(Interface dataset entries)
■ ■ ■ ■ ■ ■ ■

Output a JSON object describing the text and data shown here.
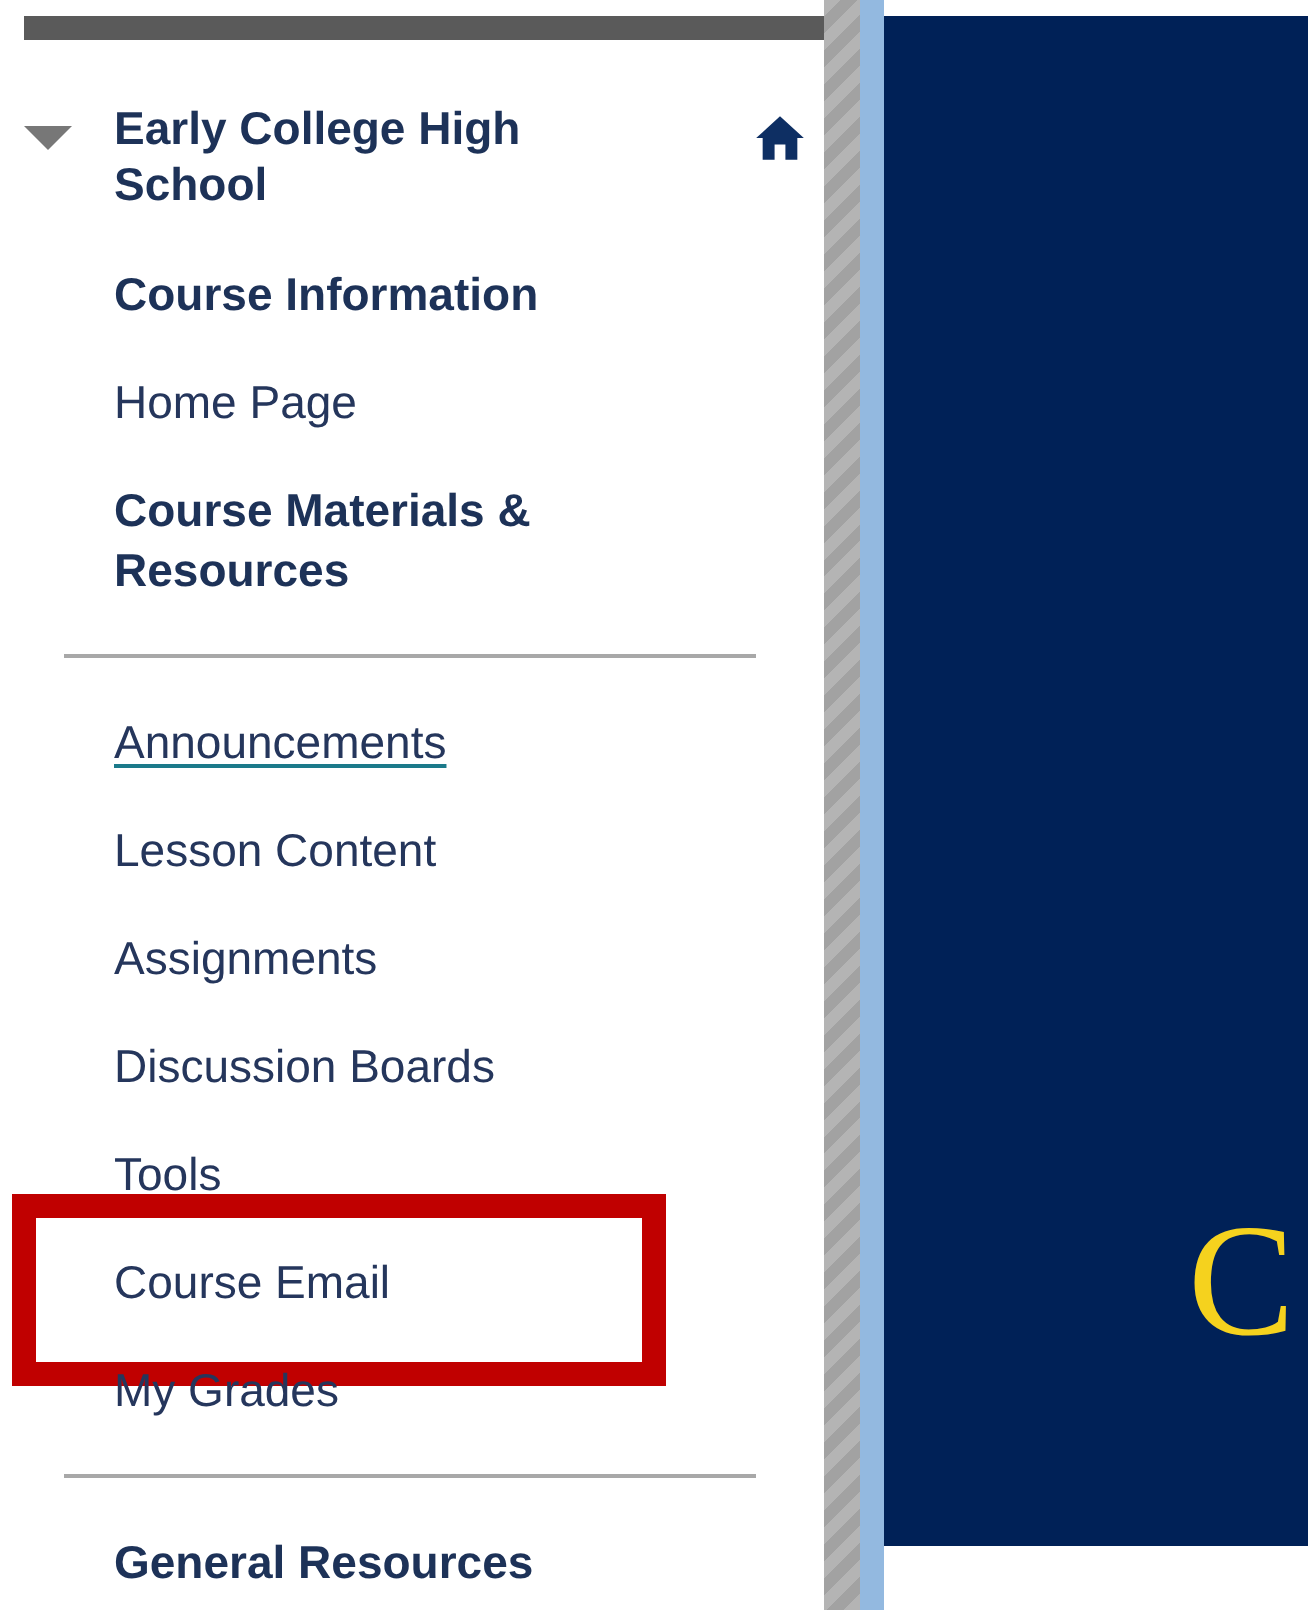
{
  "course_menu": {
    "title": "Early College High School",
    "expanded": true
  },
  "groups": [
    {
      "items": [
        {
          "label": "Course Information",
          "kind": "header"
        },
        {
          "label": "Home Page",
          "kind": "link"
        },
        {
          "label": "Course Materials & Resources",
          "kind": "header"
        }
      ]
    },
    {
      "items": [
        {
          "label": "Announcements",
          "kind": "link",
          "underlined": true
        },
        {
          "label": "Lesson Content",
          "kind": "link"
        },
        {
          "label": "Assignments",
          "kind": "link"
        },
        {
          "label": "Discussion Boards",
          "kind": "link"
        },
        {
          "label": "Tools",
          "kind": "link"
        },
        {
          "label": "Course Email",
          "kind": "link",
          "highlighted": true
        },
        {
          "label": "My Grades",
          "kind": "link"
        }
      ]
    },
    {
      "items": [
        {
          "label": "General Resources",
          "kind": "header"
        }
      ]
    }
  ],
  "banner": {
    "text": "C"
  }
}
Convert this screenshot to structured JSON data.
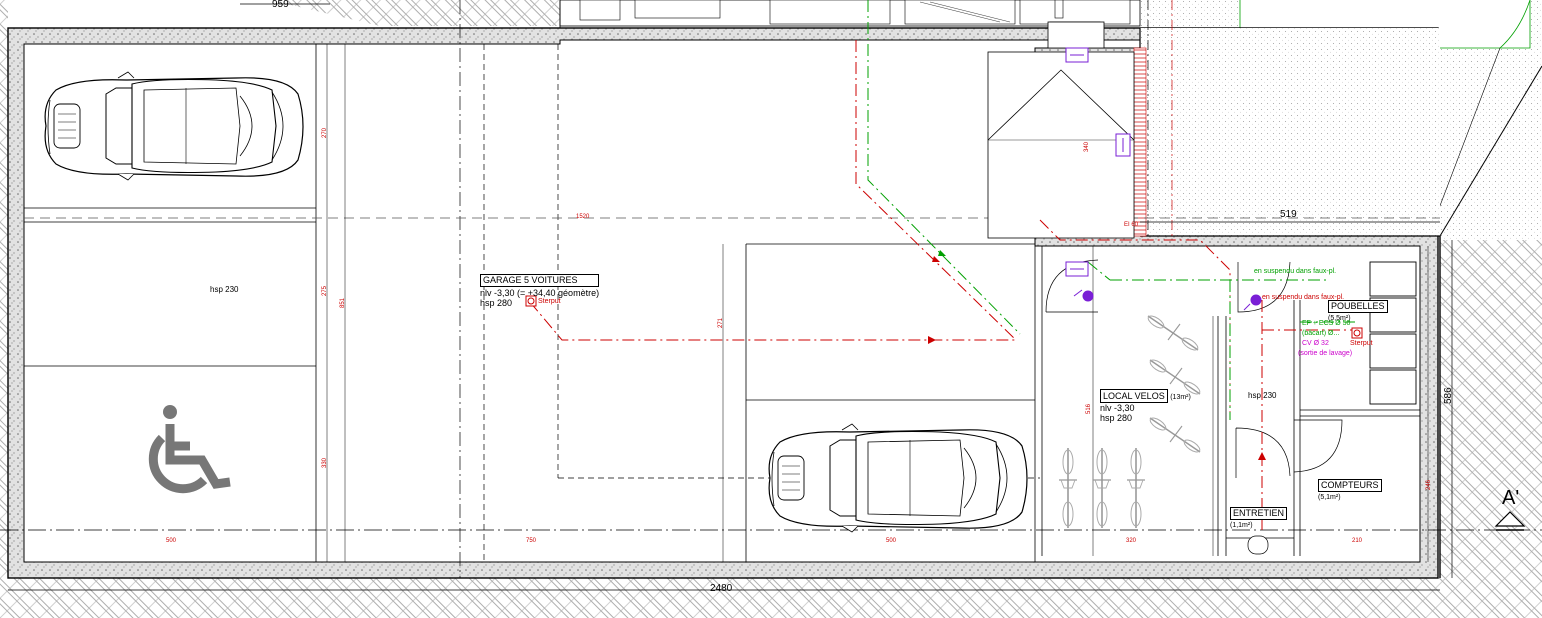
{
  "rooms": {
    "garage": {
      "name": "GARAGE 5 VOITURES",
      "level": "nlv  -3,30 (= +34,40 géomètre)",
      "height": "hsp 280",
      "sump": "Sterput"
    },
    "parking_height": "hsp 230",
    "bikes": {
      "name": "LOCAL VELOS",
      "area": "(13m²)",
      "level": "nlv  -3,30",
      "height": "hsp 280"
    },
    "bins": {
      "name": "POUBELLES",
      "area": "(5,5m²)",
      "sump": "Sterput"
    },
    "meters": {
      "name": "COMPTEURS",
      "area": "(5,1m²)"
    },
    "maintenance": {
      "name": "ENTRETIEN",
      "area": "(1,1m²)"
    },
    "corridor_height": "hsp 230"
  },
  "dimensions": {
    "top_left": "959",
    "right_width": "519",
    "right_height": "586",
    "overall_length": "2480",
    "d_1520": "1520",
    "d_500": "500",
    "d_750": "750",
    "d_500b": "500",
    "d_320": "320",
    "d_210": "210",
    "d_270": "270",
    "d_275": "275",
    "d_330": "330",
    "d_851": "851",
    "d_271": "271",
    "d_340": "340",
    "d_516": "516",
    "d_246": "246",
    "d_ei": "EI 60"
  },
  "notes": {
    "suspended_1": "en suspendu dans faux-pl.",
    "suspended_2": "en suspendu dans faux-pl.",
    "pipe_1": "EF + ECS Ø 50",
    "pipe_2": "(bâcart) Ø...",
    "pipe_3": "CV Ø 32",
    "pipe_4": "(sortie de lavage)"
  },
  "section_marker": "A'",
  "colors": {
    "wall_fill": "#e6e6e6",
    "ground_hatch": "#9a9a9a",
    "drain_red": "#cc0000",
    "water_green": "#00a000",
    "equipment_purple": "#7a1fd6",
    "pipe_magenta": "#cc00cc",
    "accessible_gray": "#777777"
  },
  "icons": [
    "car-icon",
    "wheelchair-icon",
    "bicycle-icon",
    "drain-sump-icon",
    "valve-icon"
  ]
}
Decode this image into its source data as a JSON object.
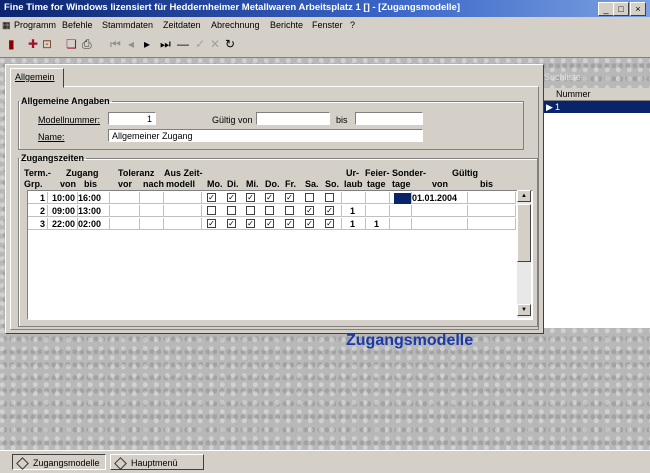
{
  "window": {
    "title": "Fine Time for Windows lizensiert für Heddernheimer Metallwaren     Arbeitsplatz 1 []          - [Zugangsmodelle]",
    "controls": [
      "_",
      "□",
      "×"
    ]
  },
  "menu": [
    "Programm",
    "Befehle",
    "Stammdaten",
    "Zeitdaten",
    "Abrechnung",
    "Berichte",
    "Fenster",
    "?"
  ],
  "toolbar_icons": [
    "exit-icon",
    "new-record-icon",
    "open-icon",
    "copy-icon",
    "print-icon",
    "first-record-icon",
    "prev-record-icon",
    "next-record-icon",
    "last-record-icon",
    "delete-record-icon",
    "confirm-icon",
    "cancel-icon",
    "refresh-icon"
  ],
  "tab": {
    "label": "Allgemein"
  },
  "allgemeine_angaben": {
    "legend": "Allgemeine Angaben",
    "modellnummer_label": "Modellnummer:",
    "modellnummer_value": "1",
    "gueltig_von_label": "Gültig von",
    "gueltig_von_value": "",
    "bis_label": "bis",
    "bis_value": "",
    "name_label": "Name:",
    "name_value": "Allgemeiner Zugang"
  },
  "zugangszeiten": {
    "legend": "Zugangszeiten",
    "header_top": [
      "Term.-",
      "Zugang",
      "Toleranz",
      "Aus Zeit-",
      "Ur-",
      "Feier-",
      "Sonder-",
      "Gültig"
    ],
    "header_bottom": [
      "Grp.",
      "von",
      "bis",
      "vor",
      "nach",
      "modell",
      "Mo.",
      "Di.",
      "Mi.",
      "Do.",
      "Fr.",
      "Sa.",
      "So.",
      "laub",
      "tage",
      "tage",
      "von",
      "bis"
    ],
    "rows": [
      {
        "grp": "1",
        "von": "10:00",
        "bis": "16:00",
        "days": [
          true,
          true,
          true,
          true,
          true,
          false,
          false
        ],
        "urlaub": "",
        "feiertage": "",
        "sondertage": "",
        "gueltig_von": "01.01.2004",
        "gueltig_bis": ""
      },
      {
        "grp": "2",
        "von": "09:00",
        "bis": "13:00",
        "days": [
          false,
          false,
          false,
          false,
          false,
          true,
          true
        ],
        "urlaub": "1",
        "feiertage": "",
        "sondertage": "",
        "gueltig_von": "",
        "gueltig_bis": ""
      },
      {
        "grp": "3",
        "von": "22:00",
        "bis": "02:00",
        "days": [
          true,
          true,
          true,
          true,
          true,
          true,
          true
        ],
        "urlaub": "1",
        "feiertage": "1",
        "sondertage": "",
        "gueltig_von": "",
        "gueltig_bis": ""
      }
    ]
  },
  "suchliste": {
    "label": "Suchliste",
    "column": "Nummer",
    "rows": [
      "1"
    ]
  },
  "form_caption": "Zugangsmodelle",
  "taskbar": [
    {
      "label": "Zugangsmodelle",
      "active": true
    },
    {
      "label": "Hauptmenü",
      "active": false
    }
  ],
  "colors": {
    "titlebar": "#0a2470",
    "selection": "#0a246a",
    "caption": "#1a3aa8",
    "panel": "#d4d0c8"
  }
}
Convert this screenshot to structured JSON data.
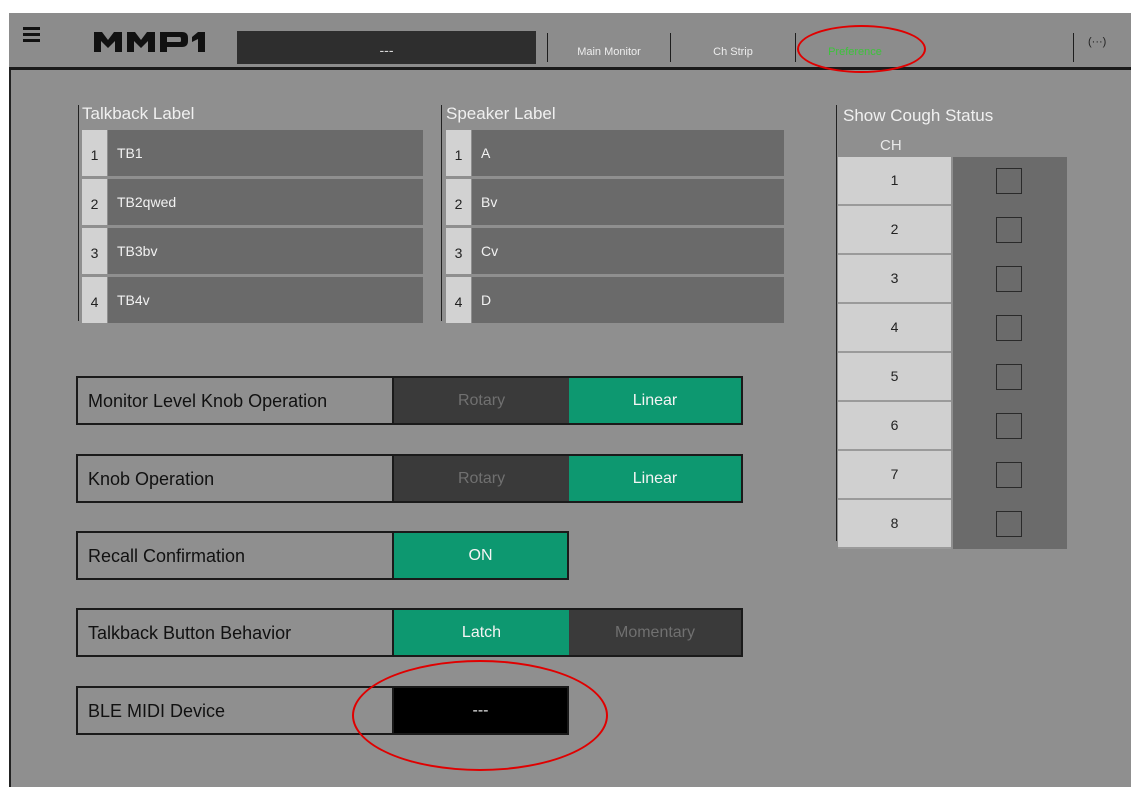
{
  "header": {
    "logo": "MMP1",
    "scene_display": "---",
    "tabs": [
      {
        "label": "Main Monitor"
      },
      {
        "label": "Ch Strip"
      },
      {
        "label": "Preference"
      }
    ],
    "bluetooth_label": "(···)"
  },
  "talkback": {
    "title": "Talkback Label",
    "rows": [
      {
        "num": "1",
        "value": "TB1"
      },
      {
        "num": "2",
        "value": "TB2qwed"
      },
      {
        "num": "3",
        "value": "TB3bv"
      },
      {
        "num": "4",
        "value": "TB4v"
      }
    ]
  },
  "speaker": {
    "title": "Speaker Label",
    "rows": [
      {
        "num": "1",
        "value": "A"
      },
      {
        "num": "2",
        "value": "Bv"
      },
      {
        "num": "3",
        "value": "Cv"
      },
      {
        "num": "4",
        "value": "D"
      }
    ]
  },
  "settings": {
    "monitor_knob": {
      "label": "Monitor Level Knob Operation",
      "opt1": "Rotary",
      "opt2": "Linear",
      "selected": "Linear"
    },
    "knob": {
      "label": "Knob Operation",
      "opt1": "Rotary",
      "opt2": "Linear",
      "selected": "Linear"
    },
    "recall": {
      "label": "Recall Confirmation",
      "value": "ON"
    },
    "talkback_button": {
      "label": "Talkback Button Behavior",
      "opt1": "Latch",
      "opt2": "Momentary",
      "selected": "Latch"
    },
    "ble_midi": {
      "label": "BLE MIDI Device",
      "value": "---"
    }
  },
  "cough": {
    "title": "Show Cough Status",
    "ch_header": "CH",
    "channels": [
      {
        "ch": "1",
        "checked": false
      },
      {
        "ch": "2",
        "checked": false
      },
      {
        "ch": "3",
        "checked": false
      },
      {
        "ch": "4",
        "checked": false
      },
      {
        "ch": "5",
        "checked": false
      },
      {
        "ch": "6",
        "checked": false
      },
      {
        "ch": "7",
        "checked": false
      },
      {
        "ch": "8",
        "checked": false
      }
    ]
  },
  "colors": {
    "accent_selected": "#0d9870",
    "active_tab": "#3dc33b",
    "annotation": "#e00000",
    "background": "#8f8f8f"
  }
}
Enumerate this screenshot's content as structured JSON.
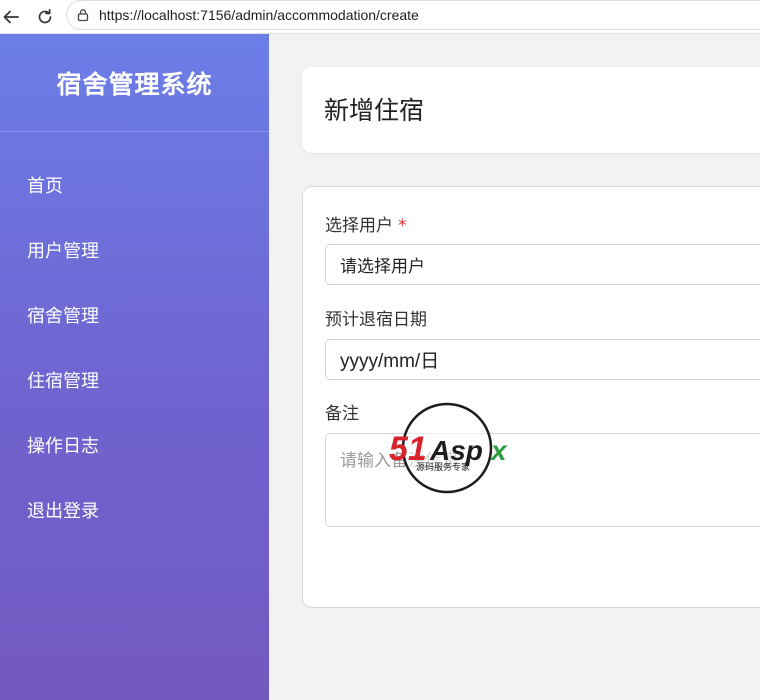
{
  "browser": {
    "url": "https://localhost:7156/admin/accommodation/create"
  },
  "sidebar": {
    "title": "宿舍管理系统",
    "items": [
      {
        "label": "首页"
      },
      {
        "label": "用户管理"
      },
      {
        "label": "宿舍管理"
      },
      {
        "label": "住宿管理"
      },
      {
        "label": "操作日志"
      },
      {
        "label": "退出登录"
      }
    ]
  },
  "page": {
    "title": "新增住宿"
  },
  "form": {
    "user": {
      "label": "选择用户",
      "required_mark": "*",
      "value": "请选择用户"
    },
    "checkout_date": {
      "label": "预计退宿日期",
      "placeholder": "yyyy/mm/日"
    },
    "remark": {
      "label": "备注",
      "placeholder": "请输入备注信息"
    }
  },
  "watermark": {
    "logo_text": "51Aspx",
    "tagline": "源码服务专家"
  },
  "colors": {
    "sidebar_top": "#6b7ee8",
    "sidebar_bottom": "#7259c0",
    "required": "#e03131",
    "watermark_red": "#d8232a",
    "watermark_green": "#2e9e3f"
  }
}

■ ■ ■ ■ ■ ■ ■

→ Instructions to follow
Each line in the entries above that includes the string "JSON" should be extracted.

→ Answer to the exercise
Output a JSON object describing the text and data shown here.
Convert this screenshot to structured JSON data.
Decode this image into its source data as a JSON object.
Convert this screenshot to structured JSON data.
Enumerate this screenshot's content as structured JSON.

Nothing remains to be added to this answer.